It is the same as in Tai Chi Chuan. Many people think that they practice Tai Chi Chuan, often shortened to Tai Chi, but actually what they practice is only gentle physical exercise performed in a dance-like manner. For convenience, we refer to this as Tai Chi dance.
The crucial difference between genuine, traditional Tai Chi Chuan and Tai Chi dance is that in Tai Chi Chuan a practitioner has internal force and is able to use his Tai Chi Chuan techniques for combat, whereas in Tai Chi dance a practitioner has no internal force and cannot use his dance-like techniques for combat. The Tai Chi Chuan practitioner practices an internal martial art, whereas the Tai Chi dance practitioner practices a dance-like physical exercise.
The second fact is that much of chi kung practiced today, even when it is genuine, is not of a high level. Many people may not like to hear this fact, but it is true. Low level chi kung may enable you to maintain some well being if you are already healthy, but may not be powerful enough to help you overcome your problems.
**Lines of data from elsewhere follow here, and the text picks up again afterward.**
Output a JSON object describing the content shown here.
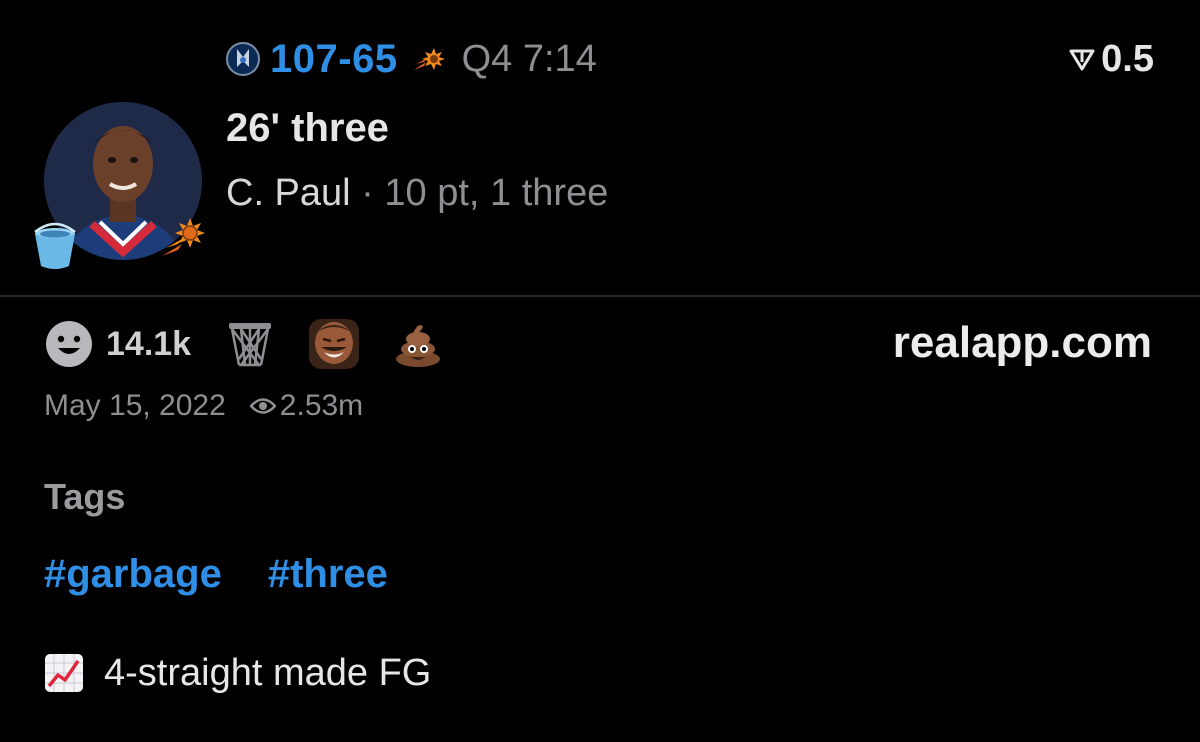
{
  "game": {
    "away_team_icon": "mavericks-logo-icon",
    "score_away": "107",
    "score_sep": "-",
    "score_home": "65",
    "home_team_icon": "suns-logo-icon",
    "clock": "Q4 7:14"
  },
  "odds": {
    "icon": "down-triangle-icon",
    "value": "0.5"
  },
  "play": {
    "title": "26' three",
    "player": "C. Paul",
    "separator": " · ",
    "stats": "10 pt, 1 three"
  },
  "avatar": {
    "badge_left": "bucket-icon",
    "badge_right": "suns-logo-icon"
  },
  "reactions": {
    "count": "14.1k",
    "icons": [
      "smile-icon",
      "basketball-net-icon",
      "laughing-man-icon",
      "poop-emoji-icon"
    ]
  },
  "source": {
    "site": "realapp.com"
  },
  "meta": {
    "date": "May 15, 2022",
    "views": "2.53m"
  },
  "tags": {
    "title": "Tags",
    "items": [
      "#garbage",
      "#three"
    ]
  },
  "streak": {
    "icon": "chart-increasing-icon",
    "text": "4-straight made FG"
  },
  "colors": {
    "accent": "#2f8fe6",
    "muted": "#8e8e93",
    "background": "#000000"
  }
}
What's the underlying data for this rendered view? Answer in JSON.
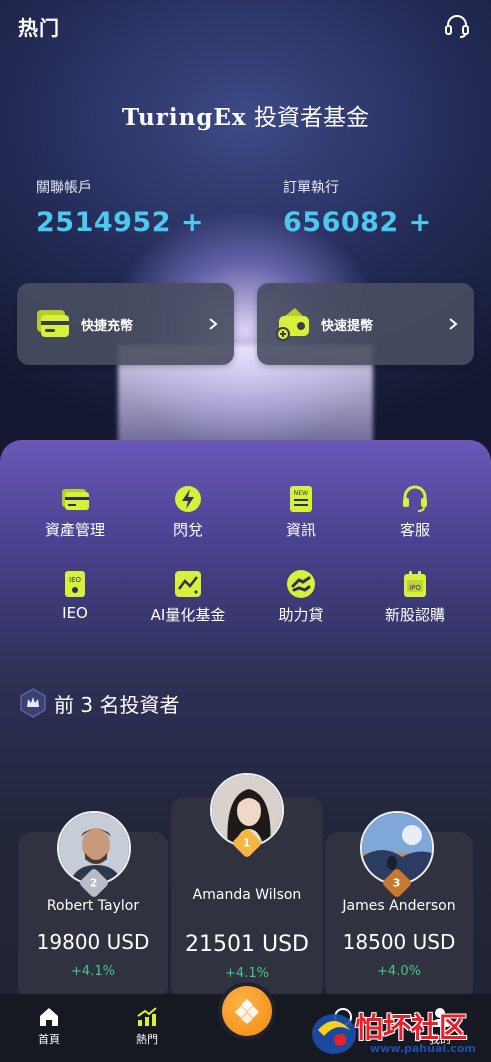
{
  "header": {
    "title": "热门"
  },
  "brand": {
    "name": "TuringEx",
    "suffix": " 投資者基金"
  },
  "stats": [
    {
      "label": "關聯帳戶",
      "value": "2514952 +"
    },
    {
      "label": "訂單執行",
      "value": "656082 +"
    }
  ],
  "quick_actions": [
    {
      "label": "快捷充幣"
    },
    {
      "label": "快速提幣"
    }
  ],
  "grid": [
    {
      "label": "資產管理",
      "icon": "wallet-icon"
    },
    {
      "label": "閃兌",
      "icon": "lightning-icon"
    },
    {
      "label": "資訊",
      "icon": "news-icon"
    },
    {
      "label": "客服",
      "icon": "headset-icon"
    },
    {
      "label": "IEO",
      "icon": "ieo-icon"
    },
    {
      "label": "AI量化基金",
      "icon": "chart-icon"
    },
    {
      "label": "助力貸",
      "icon": "handshake-icon"
    },
    {
      "label": "新股認購",
      "icon": "ipo-icon"
    }
  ],
  "top_investors": {
    "title": "前 3 名投資者",
    "items": [
      {
        "rank": "2",
        "name": "Robert Taylor",
        "amount": "19800 USD",
        "change": "+4.1%"
      },
      {
        "rank": "1",
        "name": "Amanda Wilson",
        "amount": "21501 USD",
        "change": "+4.1%"
      },
      {
        "rank": "3",
        "name": "James Anderson",
        "amount": "18500 USD",
        "change": "+4.0%"
      }
    ]
  },
  "nav": {
    "items": [
      {
        "label": "首頁"
      },
      {
        "label": "熱門"
      },
      {
        "label": "金"
      },
      {
        "label": "我的"
      }
    ]
  },
  "watermark": {
    "text": "怕坏社区",
    "url": "www.pahuai.com"
  },
  "colors": {
    "accent": "#4cc9f0",
    "lime": "#d7f03a",
    "positive": "#3ec98c",
    "gold": "#f5b642"
  }
}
A crucial difference between high level chi kung and low level chi kung is that in high level chi kung a practitioner can generate a lot of energy flow within a shor time (like a few weeks), whereas in low level chi kung a practitioner takes a long time (like a few years) to generate a little energy flow.
I have not heard of Shaolin “chicken legs” training, but its name implies that it is not likely to be powerful enough for your purpose. I would recommend that you attend my Intensive Chi Kung Course in Malaysia where you can generate a lot of energy flow on the first day of the course itself. Alternatively you can learn from one of our certified Shaolin Wahnam instructors .
- Using Kungfu for Free Sparing is Certainly Possible
- In Search of Kungfu Secrets
- Crescent-Moon Spear with names of Patterns in Chinese
- Tan Tui or Spring Kicks — Part 2
- The Secrets of Sparring Methodology